Segment Start: Information provided
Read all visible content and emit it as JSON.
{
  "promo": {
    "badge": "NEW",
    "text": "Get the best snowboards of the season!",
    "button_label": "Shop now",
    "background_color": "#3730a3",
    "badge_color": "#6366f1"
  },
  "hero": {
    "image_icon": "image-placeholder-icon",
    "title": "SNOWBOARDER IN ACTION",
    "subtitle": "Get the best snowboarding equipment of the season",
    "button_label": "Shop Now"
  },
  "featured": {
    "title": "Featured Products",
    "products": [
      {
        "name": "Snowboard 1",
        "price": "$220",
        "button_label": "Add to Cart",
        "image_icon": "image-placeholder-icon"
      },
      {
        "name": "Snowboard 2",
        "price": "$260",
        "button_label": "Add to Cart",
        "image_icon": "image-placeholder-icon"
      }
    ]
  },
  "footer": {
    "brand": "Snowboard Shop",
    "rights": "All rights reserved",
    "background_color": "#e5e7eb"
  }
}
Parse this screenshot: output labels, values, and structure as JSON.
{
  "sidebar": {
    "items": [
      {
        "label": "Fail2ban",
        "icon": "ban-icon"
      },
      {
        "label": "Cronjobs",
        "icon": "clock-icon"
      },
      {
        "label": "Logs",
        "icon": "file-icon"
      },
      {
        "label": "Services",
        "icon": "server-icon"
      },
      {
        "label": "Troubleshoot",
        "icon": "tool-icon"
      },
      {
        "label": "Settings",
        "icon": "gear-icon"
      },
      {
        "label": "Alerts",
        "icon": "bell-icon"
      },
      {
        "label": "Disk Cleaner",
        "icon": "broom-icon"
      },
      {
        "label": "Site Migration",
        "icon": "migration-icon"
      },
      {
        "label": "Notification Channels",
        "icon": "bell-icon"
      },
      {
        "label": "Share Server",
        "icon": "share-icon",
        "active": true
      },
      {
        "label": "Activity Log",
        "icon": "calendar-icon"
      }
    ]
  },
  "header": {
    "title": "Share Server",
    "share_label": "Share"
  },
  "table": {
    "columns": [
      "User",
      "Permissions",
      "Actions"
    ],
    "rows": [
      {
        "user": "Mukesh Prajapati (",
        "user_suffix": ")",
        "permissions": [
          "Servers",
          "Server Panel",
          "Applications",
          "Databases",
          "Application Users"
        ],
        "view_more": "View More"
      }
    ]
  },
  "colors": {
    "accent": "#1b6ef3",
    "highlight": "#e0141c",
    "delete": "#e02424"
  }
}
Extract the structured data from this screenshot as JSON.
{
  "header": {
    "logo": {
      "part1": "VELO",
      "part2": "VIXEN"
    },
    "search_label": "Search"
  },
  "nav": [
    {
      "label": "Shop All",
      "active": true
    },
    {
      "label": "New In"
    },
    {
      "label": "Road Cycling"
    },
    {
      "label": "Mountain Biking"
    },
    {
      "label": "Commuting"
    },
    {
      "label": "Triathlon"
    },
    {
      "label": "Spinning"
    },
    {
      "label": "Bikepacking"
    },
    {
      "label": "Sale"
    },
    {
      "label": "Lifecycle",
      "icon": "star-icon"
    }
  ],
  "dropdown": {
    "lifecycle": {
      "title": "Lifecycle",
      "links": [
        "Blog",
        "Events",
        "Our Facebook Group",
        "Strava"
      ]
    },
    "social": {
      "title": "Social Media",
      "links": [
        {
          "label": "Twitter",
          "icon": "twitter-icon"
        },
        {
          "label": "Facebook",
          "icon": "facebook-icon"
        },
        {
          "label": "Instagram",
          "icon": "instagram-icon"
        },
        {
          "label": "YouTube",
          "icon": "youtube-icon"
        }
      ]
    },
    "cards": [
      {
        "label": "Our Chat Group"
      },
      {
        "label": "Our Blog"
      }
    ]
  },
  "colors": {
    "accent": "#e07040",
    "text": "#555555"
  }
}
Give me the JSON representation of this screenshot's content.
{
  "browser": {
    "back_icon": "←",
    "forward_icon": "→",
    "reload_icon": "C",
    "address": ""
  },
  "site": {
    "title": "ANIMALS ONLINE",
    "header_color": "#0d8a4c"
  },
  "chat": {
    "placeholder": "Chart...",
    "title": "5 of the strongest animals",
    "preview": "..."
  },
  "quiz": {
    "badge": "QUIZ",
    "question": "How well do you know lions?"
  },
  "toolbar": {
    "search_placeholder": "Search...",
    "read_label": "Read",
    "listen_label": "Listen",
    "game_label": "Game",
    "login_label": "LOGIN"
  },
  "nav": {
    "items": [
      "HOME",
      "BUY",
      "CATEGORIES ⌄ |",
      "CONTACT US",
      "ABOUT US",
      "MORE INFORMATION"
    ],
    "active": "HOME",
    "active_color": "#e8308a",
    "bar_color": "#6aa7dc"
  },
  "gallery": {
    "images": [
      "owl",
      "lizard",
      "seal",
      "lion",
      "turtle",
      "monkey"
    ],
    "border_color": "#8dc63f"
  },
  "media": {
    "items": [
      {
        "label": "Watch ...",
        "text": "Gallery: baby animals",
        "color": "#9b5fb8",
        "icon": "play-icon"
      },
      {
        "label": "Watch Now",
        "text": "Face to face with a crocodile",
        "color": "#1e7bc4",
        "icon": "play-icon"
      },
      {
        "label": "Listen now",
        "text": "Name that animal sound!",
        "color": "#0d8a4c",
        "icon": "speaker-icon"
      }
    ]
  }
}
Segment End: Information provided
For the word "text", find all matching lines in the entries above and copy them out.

Result below
    "text": "Get the best snowboards of the season!",
    "text": "#555555"
        "text": "Gallery: baby animals",
        "text": "Face to face with a crocodile",
        "text": "Name that animal sound!",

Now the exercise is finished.